Today’s guest picture comes from Langholm exile Tom in South Africa. He found a layer of mist floating above the river when he went out for his morning cycle ride.
We had a layer of frost on our lawn yet again when we woke up today, but once again it was followed by a beautiful sunny day. The constant frosts have done a lot of damage to the magnolia which was looking very promising a couple of weeks ago, and they have put paid to the drumstick primulas which looked like this at the end of March, full of promise.
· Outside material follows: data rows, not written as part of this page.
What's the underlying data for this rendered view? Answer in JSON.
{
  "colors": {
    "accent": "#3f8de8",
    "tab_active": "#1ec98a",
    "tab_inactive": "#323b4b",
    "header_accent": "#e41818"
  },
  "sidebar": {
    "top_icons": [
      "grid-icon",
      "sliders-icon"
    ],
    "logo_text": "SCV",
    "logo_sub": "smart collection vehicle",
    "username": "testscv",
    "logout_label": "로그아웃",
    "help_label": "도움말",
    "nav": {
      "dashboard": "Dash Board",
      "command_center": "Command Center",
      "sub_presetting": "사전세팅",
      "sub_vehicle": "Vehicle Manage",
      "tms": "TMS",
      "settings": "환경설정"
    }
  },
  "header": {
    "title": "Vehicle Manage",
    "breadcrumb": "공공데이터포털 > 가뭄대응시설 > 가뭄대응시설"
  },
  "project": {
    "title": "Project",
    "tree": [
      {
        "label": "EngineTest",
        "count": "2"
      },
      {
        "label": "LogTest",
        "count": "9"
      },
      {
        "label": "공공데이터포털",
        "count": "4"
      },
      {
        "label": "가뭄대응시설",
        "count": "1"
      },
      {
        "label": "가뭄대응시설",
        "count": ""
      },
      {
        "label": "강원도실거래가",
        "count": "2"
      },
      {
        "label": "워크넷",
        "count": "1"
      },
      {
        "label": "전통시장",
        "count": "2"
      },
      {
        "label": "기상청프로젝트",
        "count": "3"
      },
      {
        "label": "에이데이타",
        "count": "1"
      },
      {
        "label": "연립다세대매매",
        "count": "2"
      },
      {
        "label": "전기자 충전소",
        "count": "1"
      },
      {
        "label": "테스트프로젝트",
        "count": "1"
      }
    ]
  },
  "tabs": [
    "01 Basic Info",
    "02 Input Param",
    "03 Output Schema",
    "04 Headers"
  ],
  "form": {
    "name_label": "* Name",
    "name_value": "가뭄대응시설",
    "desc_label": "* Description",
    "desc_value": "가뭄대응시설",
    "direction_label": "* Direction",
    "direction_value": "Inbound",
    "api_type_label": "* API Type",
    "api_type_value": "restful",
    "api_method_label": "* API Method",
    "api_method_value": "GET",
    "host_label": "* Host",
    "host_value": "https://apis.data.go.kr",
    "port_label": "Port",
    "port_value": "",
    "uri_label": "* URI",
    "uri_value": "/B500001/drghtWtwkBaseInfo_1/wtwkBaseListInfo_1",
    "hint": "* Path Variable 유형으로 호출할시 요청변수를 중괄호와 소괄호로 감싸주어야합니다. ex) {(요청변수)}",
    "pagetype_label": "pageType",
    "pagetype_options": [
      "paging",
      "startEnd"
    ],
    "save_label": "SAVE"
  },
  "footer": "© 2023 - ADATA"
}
I haven’t the heart to show you what they look like now. I saw a very despondent bee visiting the bent and withered flower heads this afternoon in the vain hope of finding at least a grain of pollen. It left disappointed.
I went to the corner shop and paid my bill after breakfast and then we had a warm, sunny and chatty coffee break in the garden with our neighbour Margaret. Our friend Nancy dropped in for some gardening advice on her way from her allotment, and when she had gone, our neighbour Liz joined us after her morning walk.
After coffee, Mrs Tootlepedal and I set about laying the final half slab for the drive project. It shouldn’t have taken long, but it had a mind of its own when it came to lying flat. It just wouldn’t do it, and it took an age until we were satisfied enough to go in for a late lunch.
The pattern was dictated by the available slabs!
If it wasn’t for the fact that Mrs Tootlepedal wanders up and down the slabs pursing her lips and shaking her head from time to time, I would say that we had finally finished, but I fear more adjustments may be required to meet exacting standards.
While we were working, I spotted a jackdaw on a neighbouring roof…
…and a blackbird came to check on our progress.
After lunch, I had a walk round the garden. The cold mornings are keeping things back but tulips are opening by the afternoon…
…trout lilies are beginning to show flowers…
…and the weird and wonderful world of euphorbias is unfolding.
I idled about while Mrs Tootlepedal drove off in the car to collect several buckets of horse manure and some useful mulch.
When she came back, I roused myself to watch the birds for a moment before she began gardening.
It was a quiet day at the feeder and even the siskins were more interested in feeding than fighting.
I decided that it was too good a day to waste entirely, so I got my bike out and went for a rather belated ride. I was a bit tired, so I chose an easy route to start my ride and went straight down the main road south of the town. There was a light breeze against me and I looked forward to being blown home, but I made a mistake in the route choice and found myself on a gentle but long climb with the wind often across and sometimes even against me. The effort so addled my brain that although I stopped to take several pleasing compositions on my way, I didn’t notice that the camera was on the wrong settings.
A couple pictures came out almost OK in spite of the settings…
(This is our version of the Rio Grande.)
…but it wasn’t until I tried to take some close ups of the Korean Pines in Half Morton Churchyard that I noticed my mistake. Even with the right settings, the evening sunshine made capturing these extraordinary trees tricky. They were covered with male flowers…
…and there were plenty of potential cones too.
These are possibly the busiest trees that I know. I will certainly keep an eye on them over the coming months.
A little further on, a gang of lambs was keeping an eye on me.
I was so cross with my poor camera work that I stopped to take my favourite tree just to cheer myself up, even though it was in a post only a few days ago.
I really enjoyed the last few miles, down hill and with the wind now firmly behind me.
I had a final look at the birds when I got in and the evening light turned a siskin an odd colour.
Today’s header picture was taken a couple of nights ago by our trail camera. Unfortunately a tiny bit of plastic on the battery cover has snapped and we are going to have to send the camera back. I was able to have an actual phone conversation with a real person from the online retailer and she emailed me a return label without making a fuss. I was pleased and surprised about that in equal measure. Apart from the fault, we are very happy with the camera and I will get a replacement. Mrs Tootlepedal was very pleased to see evidence that the hedgehog is alive and well.
The flying bird of the day is a chaffinch.